Cello rosin is why your bow and cello produce a sound. Just like a bike chain that is not going to move without grease, a cello bow is not going to produce sounds against the strings if there is no rosin. The stickiness that the rosin posses, allows the bow’s hair to “catch” and make good contact on the string, pulling it ever so little to cause vibrations.
If you search for rosin you should know there are two important types of rosin: dark and amber. Dark rosin offers a softer tone and is best suited to cool, dry climates because in hotter places it will get too sticky.
Dark rosin is usually used by cellists who want softer rosin in order to make the cello sing. Lighter, amber rosins are usually harder and denser making them a great fit for cello.
Note that some of the rosins out there even have special metals inside. Gold rosin produces a warm, clear tone and is suitable for all instruments. Silver rosin creates a concentrated, bright tone and is particularly good for performance in higher positions. It’s mostly suited for the cello or violin.
Another important choice that you must make when selecting rosin is caked or boxed. Most beginners use boxed rosin, to begin with as it’s usually included with many beginner cello bundles. It has a lower quality but can be used on any instrument and during any season. As you can guess, the caked rosin is mostly used by more advanced players who are looking for a better sound.
Additional Strings Set
To have an additional set of strings handy is always a good idea for every Cello player, experienced musician, and those who are still students and just starting their journey with this instrument.

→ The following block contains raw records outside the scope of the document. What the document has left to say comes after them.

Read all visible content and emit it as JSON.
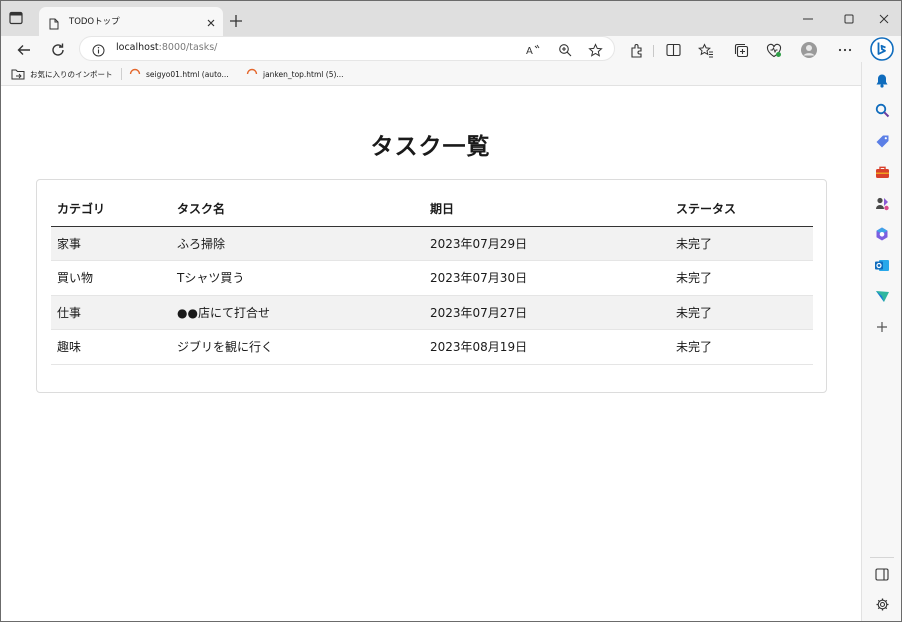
{
  "browser": {
    "tab_title": "TODOトップ",
    "url_host": "localhost",
    "url_rest": ":8000/tasks/",
    "bookmarks": [
      {
        "label": "お気に入りのインポート",
        "icon": "folder-import-icon"
      },
      {
        "label": "seigyo01.html (auto...",
        "icon": "loading-spinner-icon"
      },
      {
        "label": "janken_top.html (5)...",
        "icon": "loading-spinner-icon"
      }
    ],
    "accent_color": "#0f6cbd"
  },
  "page": {
    "heading": "タスク一覧",
    "table": {
      "columns": [
        "カテゴリ",
        "タスク名",
        "期日",
        "ステータス"
      ],
      "rows": [
        [
          "家事",
          "ふろ掃除",
          "2023年07月29日",
          "未完了"
        ],
        [
          "買い物",
          "Tシャツ買う",
          "2023年07月30日",
          "未完了"
        ],
        [
          "仕事",
          "●●店にて打合せ",
          "2023年07月27日",
          "未完了"
        ],
        [
          "趣味",
          "ジブリを観に行く",
          "2023年08月19日",
          "未完了"
        ]
      ]
    }
  }
}
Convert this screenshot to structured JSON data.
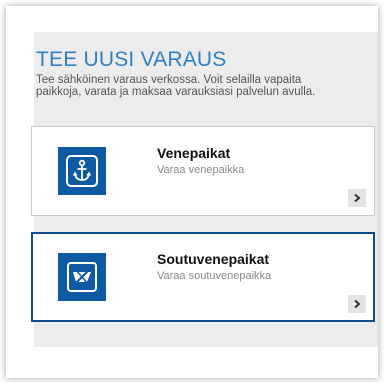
{
  "panel": {
    "title": "TEE UUSI VARAUS",
    "description": "Tee sähköinen varaus verkossa. Voit selailla vapaita paikkoja, varata ja maksaa varauksiasi palvelun avulla."
  },
  "cards": [
    {
      "title": "Venepaikat",
      "subtitle": "Varaa venepaikka",
      "icon": "anchor-icon"
    },
    {
      "title": "Soutuvenepaikat",
      "subtitle": "Varaa soutuvenepaikka",
      "icon": "rowboat-icon"
    }
  ],
  "colors": {
    "accent": "#2f80c6",
    "icon_bg": "#0d5aa2",
    "panel_bg": "#ececec",
    "selected_border": "#0f4c8a"
  }
}
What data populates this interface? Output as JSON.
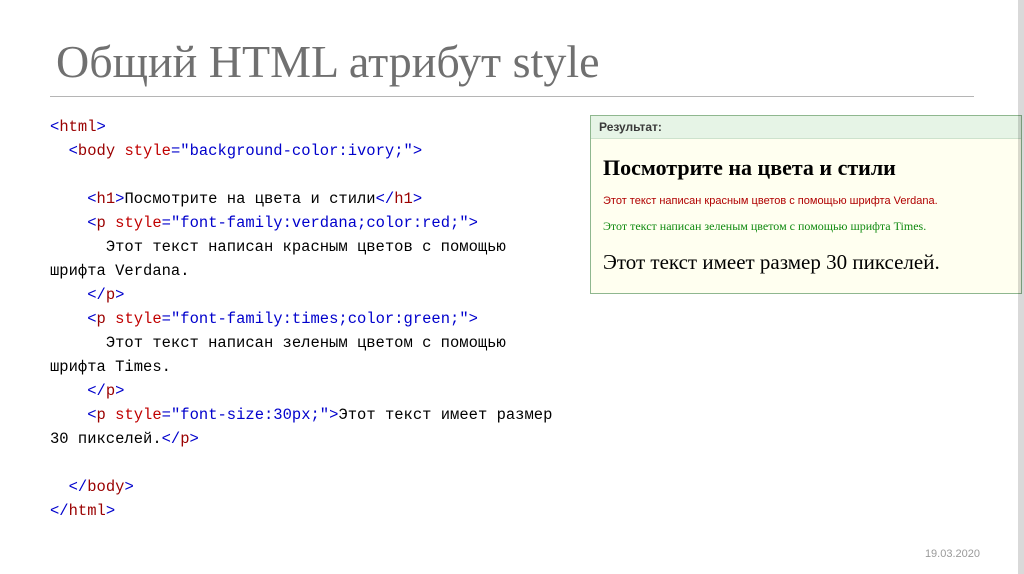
{
  "title": "Общий HTML атрибут style",
  "code": {
    "t1": "html",
    "t2": "body",
    "a_style": "style",
    "v_body": "\"background-color:ivory;\"",
    "t3": "h1",
    "h1_text": "Посмотрите на цвета и стили",
    "t4": "p",
    "v_p1": "\"font-family:verdana;color:red;\"",
    "p1_text": "      Этот текст написан красным цветов с помощью шрифта Verdana.",
    "v_p2": "\"font-family:times;color:green;\"",
    "p2_text": "      Этот текст написан зеленым цветом с помощью шрифта Times.",
    "v_p3": "\"font-size:30px;\"",
    "p3_text": "Этот текст имеет размер 30 пикселей.",
    "lit_word": "размер 30 пикселей."
  },
  "result": {
    "header": "Результат:",
    "h1": "Посмотрите на цвета и стили",
    "red_line": "Этот текст написан красным цветов с помощью шрифта Verdana.",
    "green_line": "Этот текст написан зеленым цветом с помощью шрифта Times.",
    "big_line": "Этот текст имеет размер 30 пикселей."
  },
  "footer_date": "19.03.2020"
}
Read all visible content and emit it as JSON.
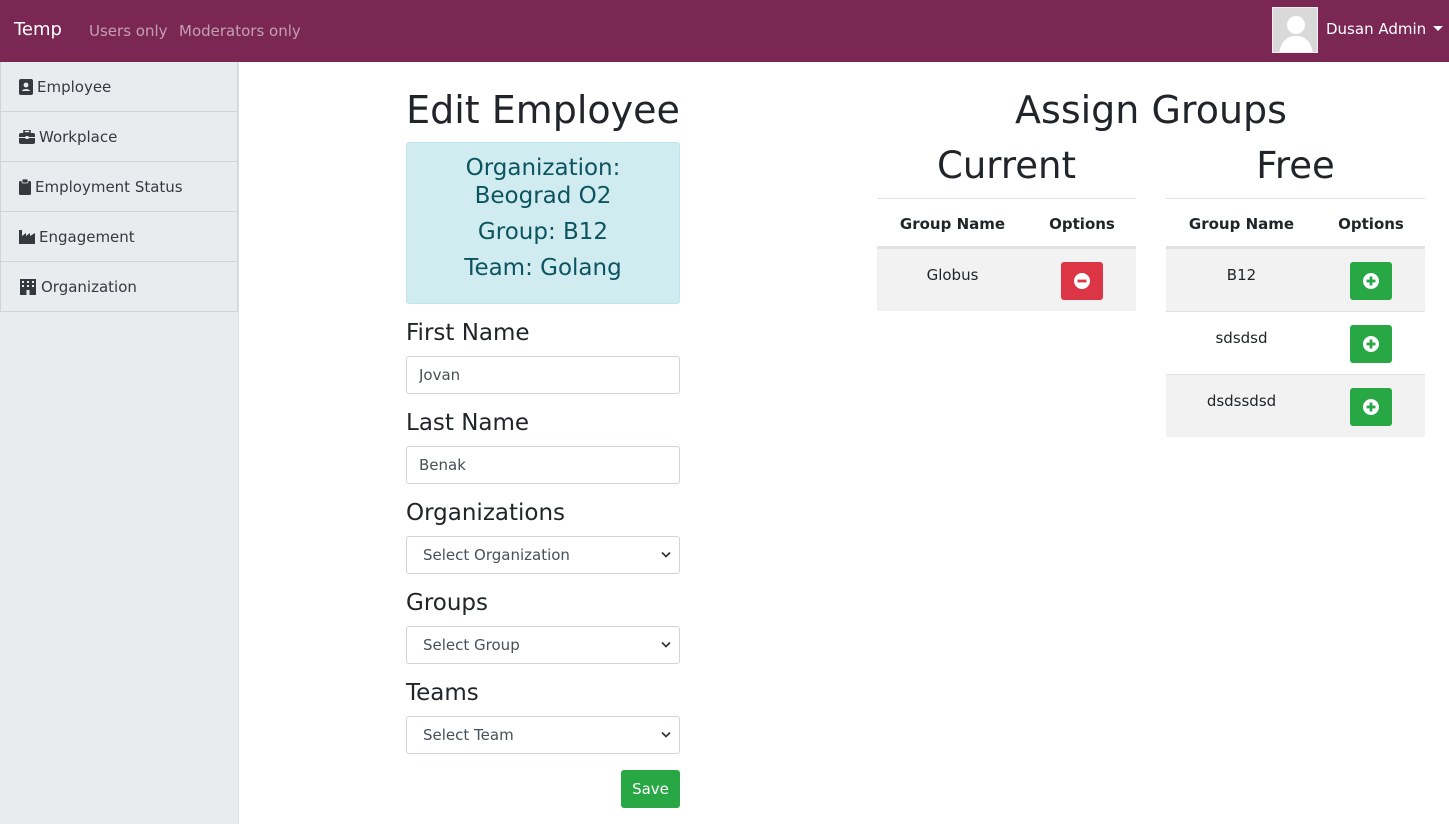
{
  "navbar": {
    "brand": "Temp",
    "links": [
      "Users only",
      "Moderators only"
    ],
    "user_name": "Dusan Admin"
  },
  "sidebar": {
    "items": [
      {
        "label": "Employee",
        "icon": "id-card-icon"
      },
      {
        "label": "Workplace",
        "icon": "briefcase-icon"
      },
      {
        "label": "Employment Status",
        "icon": "clipboard-icon"
      },
      {
        "label": "Engagement",
        "icon": "industry-icon"
      },
      {
        "label": "Organization",
        "icon": "building-icon"
      }
    ]
  },
  "edit": {
    "title": "Edit Employee",
    "info": {
      "organization_line1": "Organization:",
      "organization_line2": "Beograd O2",
      "group": "Group: B12",
      "team": "Team: Golang"
    },
    "first_name_label": "First Name",
    "first_name_value": "Jovan",
    "last_name_label": "Last Name",
    "last_name_value": "Benak",
    "organizations_label": "Organizations",
    "organizations_selected": "Select Organization",
    "groups_label": "Groups",
    "groups_selected": "Select Group",
    "teams_label": "Teams",
    "teams_selected": "Select Team",
    "save_label": "Save"
  },
  "assign": {
    "title": "Assign Groups",
    "current": {
      "title": "Current",
      "headers": [
        "Group Name",
        "Options"
      ],
      "rows": [
        {
          "name": "Globus",
          "action": "remove"
        }
      ]
    },
    "free": {
      "title": "Free",
      "headers": [
        "Group Name",
        "Options"
      ],
      "rows": [
        {
          "name": "B12",
          "action": "add"
        },
        {
          "name": "sdsdsd",
          "action": "add"
        },
        {
          "name": "dsdssdsd",
          "action": "add"
        }
      ]
    }
  },
  "colors": {
    "navbar": "#7a2853",
    "info_bg": "#d1ecf1",
    "info_text": "#0c5460",
    "success": "#28a745",
    "danger": "#dc3545"
  }
}
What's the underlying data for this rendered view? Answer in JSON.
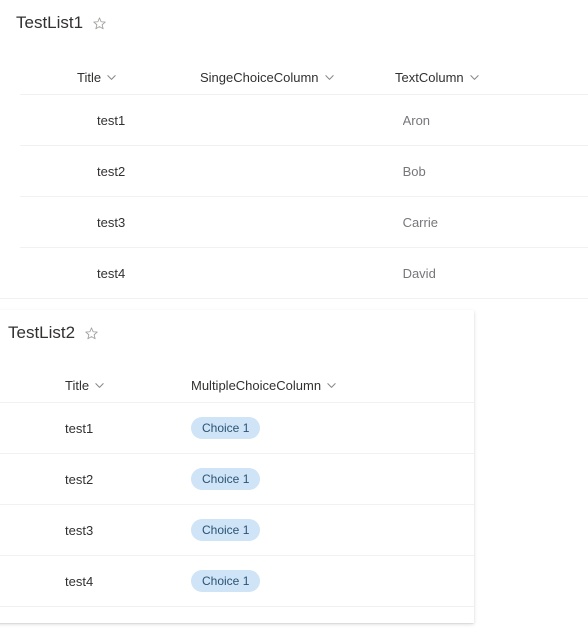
{
  "list1": {
    "title": "TestList1",
    "favorite_icon": "star-outline-icon",
    "columns": [
      {
        "label": "Title",
        "sort_icon": "chevron-down-icon"
      },
      {
        "label": "SingeChoiceColumn",
        "sort_icon": "chevron-down-icon"
      },
      {
        "label": "TextColumn",
        "sort_icon": "chevron-down-icon"
      }
    ],
    "rows": [
      {
        "title": "test1",
        "singe_choice": "",
        "text": "Aron"
      },
      {
        "title": "test2",
        "singe_choice": "",
        "text": "Bob"
      },
      {
        "title": "test3",
        "singe_choice": "",
        "text": "Carrie"
      },
      {
        "title": "test4",
        "singe_choice": "",
        "text": "David"
      }
    ]
  },
  "list2": {
    "title": "TestList2",
    "favorite_icon": "star-outline-icon",
    "columns": [
      {
        "label": "Title",
        "sort_icon": "chevron-down-icon"
      },
      {
        "label": "MultipleChoiceColumn",
        "sort_icon": "chevron-down-icon"
      }
    ],
    "rows": [
      {
        "title": "test1",
        "choices": "Choice 1"
      },
      {
        "title": "test2",
        "choices": "Choice 1"
      },
      {
        "title": "test3",
        "choices": "Choice 1"
      },
      {
        "title": "test4",
        "choices": "Choice 1"
      }
    ]
  },
  "colors": {
    "page_background": "#ffffff",
    "text_primary": "#323130",
    "text_secondary": "#77767a",
    "divider": "#f1f1f1",
    "pill_background": "#cfe4f7",
    "pill_text": "#2b5374",
    "icon": "#a19f9d"
  }
}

In order to avoid the effort of having to rush to your car and speed to the local music shop so you can arrive there before they close their shops every time you or your kid breaks a string, always have a spare set of cello strings out there.
It is pretty much sure that your strings will break sometimes but it can be a delicate time while you are performing or when you are practicing with your group and having a spare set will prevent embarrassment.
Just like the guitar and violin strings, there are two kinds of cello strings: nylon and steel. Experienced players already know which strings to use and when and beginners who are still not sure will need to consult with their teachers or more experienced players so they can get the best strings for them and their instrument.
If you want to see the best Cello strings available on the market, check our review of the best Cello strings HERE as it can ease your shopping!
If your house has hardwood flooring or in case your kid is playing their cello in different places, investing in a high-quality endpin stop or strap, sometimes known as Rockstops, will be a great idea.
Basically, a stop offers the cello a solid grounding place so it doesn’t slip or roll while playing. Endpin straps are a disc or block with material on the bottom side that grips to the ground, with a hole on the bottom that the endpin rests on.
In case your kid plays on the carpet or if you don’t want to use an endpin stop, an endpin strap tethers to a chair rather than resting on the ground. In both cases, the length is modifiable.
The Cello Case/Bag
Cellos, similar to other stringed instruments, are notoriously delicate instruments and because of that reason, it is important to have a strong and solid case with nice features.
Cello cases usually are available in two types, the soft case, which offers some safety and normally has plenty of room for accessories, and the hard case which covers the cello snugly offering sturdy protection and good safety.
Most cases will offer a minimum of one compartment for accessories, 1-2 cello bow holders, maybe a humidifier, some additional pockets for music, and so on.
Cello outfits made for beginners usually include a soft cello case, however, if you need a better or sturdier case, there are some great options on the market out there.
Some of these accessories presented here are mandatory and some of the are not. It’s up to you to decide which accessories you are going to use for and on your instrument.
All you need to know is that having these accessories will make your life easier when it comes to playing the Cello instrument.